From Michael Hyatt here. I read this today and was reminded to shore up some of my own weaknesses in leading others. I originally read this list in a book on Lincoln.
Sometimes you learn from positive role models. Often you learn from negative ones. This is one of the reasons I love to read history—you inevitably get both.
After watching Steven Spielberg’s movie Lincoln, I decided to review Team of Rivals by Doris Kearns Goodwin. I had read this book a few years ago. It is a page-turning account of Abraham Lincoln’s presidency and his political genius.
At the beginning of Lincoln’s first term, he appointed each of his former Republican rivals—those who had run against him for his party’s nomination—to cabinet posts. The narrative demonstrates his amazing ability to tap into a broad array of perspectives and create alignment among those who often disagreed violently with one another.
Unfortunately, Lincoln’s leadership was not perfect. He occasionally selected men for public service who were unworthy of his trust. One such individual was General George B. McClellan, commander of the “Army of the Potomac” and, eventually, first general-in-chief of the Union Army.
General McClellan had significant character flaws that I believe serve as warning signs to anyone in leadership. Ultimately, these cost him dearly: He lost Lincoln’s confidence, his job, and a run for the White House (against Lincoln). Worse, they prolonged the Civil War and cost the lives of tens of thousands of soldiers on both sides of the conflict.
Here are the five flaws I jotted down as I read the book:
President Lincoln had the patience of Job. He gave General McClellan numerous opportunities to correct his behavior and redeem himself. But in the end, McClellan either could not or would not do so. He left the President no choice but to relieve him of his duties.
These same character flaws afflict many leaders today. The best safeguard is self-awareness.
By the way, you might want to read this post with your team and then discuss it. Even better, read the book and discuss it.
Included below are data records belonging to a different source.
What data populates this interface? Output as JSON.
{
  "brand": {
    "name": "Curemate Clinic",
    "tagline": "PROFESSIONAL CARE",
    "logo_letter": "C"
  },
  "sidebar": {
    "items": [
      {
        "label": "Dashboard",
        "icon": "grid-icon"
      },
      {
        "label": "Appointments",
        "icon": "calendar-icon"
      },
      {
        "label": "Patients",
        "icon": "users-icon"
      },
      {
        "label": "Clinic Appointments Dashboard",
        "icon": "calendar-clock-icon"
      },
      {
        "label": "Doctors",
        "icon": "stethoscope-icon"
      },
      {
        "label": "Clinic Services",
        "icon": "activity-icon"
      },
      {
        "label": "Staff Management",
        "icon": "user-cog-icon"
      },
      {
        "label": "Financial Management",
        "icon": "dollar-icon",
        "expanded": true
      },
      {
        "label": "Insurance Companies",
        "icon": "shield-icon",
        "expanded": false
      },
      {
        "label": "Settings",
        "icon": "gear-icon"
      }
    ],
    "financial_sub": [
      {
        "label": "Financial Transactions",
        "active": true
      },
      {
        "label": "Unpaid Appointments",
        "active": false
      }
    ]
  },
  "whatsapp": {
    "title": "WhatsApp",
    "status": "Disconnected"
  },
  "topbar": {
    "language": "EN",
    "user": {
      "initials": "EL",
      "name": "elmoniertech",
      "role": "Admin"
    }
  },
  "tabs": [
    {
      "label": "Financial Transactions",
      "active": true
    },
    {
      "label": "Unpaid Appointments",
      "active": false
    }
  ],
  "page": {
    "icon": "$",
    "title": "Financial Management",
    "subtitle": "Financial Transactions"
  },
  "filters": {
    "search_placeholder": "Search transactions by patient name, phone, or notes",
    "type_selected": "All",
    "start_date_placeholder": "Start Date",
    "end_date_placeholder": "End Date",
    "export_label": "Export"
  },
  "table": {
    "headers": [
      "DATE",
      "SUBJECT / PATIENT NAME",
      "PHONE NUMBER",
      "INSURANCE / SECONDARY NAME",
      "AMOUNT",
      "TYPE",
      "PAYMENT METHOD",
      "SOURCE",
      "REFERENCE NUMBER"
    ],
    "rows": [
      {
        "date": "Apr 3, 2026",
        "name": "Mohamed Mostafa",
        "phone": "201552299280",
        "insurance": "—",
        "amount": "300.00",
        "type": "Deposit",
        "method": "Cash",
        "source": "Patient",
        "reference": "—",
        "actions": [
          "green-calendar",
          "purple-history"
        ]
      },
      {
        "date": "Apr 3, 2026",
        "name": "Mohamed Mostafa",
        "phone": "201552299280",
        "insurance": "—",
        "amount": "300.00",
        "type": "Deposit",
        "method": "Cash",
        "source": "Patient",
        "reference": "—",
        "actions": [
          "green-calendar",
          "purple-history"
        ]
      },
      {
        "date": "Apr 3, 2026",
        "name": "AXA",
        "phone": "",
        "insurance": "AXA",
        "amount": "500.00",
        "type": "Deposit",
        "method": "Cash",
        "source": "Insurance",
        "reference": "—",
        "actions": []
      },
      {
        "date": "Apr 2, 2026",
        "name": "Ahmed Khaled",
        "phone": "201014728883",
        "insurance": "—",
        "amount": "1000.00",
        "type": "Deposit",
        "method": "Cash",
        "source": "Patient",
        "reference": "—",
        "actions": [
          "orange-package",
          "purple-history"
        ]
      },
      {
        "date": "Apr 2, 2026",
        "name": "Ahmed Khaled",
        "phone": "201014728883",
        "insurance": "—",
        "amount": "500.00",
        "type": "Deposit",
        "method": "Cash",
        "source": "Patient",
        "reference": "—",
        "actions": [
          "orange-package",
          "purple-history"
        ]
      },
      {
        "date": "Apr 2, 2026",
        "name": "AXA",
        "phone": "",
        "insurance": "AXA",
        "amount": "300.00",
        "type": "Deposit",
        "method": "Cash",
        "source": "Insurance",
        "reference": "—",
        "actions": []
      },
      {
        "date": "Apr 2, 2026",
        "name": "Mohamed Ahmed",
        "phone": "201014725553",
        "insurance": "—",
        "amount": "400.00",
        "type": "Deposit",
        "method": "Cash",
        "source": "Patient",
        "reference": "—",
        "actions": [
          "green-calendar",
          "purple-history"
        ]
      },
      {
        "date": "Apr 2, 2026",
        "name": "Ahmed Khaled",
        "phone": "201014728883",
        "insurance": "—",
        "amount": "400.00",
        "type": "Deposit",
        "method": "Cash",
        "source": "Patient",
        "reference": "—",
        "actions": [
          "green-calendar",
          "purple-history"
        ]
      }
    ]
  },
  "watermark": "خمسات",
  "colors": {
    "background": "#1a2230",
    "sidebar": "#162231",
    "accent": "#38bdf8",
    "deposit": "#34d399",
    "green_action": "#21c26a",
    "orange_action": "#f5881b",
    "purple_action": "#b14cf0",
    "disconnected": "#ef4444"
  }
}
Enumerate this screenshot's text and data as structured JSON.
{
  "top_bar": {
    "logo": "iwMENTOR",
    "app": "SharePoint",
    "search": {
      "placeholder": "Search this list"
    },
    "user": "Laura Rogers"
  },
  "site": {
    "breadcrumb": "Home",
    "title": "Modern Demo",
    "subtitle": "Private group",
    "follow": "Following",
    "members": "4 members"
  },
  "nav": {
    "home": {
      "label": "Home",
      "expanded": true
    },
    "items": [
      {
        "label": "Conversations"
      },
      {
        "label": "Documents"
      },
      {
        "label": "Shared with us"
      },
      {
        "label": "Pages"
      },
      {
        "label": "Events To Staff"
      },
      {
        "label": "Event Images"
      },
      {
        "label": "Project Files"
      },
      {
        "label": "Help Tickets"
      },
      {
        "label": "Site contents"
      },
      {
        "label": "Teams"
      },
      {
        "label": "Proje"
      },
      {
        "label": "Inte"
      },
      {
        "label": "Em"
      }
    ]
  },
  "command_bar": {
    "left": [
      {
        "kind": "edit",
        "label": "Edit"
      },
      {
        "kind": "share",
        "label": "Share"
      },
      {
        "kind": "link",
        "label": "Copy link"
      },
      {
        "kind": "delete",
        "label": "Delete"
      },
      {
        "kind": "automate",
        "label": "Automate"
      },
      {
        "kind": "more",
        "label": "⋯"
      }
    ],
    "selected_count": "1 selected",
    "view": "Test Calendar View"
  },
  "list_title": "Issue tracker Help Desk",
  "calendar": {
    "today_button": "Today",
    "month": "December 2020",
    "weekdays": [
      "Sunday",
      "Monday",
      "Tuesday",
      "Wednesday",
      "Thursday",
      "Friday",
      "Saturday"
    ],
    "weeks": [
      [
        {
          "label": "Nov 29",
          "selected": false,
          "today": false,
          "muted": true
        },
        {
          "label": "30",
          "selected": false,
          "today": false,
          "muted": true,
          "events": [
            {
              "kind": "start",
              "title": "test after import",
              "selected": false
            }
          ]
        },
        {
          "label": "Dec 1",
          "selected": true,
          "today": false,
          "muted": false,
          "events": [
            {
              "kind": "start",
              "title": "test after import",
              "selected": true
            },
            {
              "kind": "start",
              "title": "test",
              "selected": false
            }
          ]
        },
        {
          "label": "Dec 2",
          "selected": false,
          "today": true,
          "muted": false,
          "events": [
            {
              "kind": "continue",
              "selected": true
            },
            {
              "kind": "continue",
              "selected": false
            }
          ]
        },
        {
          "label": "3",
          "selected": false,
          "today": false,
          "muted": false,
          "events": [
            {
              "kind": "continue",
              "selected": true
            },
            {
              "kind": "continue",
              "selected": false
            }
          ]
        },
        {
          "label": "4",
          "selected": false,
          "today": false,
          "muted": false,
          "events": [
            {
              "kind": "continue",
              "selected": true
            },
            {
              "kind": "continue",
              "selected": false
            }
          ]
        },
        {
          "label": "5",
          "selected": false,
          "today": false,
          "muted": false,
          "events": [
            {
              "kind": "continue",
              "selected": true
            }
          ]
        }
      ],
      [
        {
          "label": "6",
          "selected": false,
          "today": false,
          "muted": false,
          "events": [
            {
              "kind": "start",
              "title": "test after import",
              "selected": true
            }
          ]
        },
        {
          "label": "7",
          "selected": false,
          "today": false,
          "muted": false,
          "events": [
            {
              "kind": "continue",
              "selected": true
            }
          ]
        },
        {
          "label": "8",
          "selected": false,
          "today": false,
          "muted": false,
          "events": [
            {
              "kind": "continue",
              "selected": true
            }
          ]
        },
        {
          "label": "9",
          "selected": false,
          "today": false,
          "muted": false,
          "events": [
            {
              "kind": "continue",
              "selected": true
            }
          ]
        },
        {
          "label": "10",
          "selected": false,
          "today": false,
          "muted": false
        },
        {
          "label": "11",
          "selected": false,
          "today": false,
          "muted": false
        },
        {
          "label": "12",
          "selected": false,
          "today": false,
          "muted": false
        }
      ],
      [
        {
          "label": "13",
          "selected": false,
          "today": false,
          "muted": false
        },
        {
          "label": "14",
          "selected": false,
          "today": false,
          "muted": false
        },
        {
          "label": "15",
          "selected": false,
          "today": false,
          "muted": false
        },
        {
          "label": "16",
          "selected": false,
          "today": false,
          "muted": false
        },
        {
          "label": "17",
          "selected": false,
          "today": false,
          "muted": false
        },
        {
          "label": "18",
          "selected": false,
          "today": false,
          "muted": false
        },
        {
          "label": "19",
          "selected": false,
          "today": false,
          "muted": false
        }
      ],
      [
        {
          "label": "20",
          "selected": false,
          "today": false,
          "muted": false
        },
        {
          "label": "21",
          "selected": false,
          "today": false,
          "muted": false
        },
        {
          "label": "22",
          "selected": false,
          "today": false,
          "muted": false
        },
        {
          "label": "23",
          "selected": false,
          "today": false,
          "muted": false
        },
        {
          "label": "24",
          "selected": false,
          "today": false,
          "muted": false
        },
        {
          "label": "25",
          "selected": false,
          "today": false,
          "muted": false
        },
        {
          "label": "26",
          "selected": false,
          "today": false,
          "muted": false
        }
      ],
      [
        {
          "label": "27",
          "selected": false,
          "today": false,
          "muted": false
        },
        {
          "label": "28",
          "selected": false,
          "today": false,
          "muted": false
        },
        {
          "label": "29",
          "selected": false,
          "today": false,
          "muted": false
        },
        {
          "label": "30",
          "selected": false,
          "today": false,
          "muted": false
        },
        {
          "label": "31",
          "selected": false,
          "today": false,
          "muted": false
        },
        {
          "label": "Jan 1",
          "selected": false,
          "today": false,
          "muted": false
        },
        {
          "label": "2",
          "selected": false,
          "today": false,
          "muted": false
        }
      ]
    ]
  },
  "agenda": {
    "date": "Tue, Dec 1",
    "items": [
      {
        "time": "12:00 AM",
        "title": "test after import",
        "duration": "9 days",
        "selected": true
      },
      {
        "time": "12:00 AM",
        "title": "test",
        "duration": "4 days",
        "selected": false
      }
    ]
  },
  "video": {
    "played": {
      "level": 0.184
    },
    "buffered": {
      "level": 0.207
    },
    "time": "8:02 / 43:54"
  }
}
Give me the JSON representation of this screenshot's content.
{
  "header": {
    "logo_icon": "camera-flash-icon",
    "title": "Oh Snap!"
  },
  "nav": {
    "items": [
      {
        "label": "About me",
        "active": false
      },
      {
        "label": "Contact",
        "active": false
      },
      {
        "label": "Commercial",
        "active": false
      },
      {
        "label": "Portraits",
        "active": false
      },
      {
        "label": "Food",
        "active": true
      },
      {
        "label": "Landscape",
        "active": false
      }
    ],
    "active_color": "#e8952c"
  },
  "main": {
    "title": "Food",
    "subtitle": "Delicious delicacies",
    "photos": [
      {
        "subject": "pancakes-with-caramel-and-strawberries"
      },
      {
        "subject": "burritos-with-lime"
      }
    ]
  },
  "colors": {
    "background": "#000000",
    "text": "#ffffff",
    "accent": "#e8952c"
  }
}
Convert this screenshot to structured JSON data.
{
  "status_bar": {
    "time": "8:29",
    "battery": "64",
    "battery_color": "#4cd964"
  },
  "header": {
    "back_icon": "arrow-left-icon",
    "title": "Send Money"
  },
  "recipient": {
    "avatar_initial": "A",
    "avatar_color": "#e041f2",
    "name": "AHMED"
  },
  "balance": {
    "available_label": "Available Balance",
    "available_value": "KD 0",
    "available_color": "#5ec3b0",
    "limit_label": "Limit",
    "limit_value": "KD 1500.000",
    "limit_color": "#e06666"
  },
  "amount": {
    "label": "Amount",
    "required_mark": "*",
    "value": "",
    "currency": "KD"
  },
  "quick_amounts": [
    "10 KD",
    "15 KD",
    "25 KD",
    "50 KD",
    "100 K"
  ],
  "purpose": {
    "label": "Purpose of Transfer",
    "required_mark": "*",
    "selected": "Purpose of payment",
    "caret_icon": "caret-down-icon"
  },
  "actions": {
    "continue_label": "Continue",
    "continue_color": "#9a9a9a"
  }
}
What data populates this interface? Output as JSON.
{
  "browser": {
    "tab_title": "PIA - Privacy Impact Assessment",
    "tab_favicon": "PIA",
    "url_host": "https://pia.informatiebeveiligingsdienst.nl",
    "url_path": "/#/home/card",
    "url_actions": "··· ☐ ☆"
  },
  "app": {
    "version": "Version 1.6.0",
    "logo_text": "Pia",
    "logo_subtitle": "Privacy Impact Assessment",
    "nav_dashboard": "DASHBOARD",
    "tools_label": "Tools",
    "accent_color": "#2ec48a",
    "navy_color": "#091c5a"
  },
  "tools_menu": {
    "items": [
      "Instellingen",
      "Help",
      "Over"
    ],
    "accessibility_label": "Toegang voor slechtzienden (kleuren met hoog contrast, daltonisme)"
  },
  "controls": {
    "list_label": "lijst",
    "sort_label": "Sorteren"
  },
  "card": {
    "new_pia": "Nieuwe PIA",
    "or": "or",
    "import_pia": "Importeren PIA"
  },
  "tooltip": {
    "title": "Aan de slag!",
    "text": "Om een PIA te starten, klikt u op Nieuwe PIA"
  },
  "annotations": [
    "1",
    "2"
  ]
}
Question: Do you see any of these flaws in your own leadership? What can you do to correct them now—while you still have time? You can leave a comment by clicking here.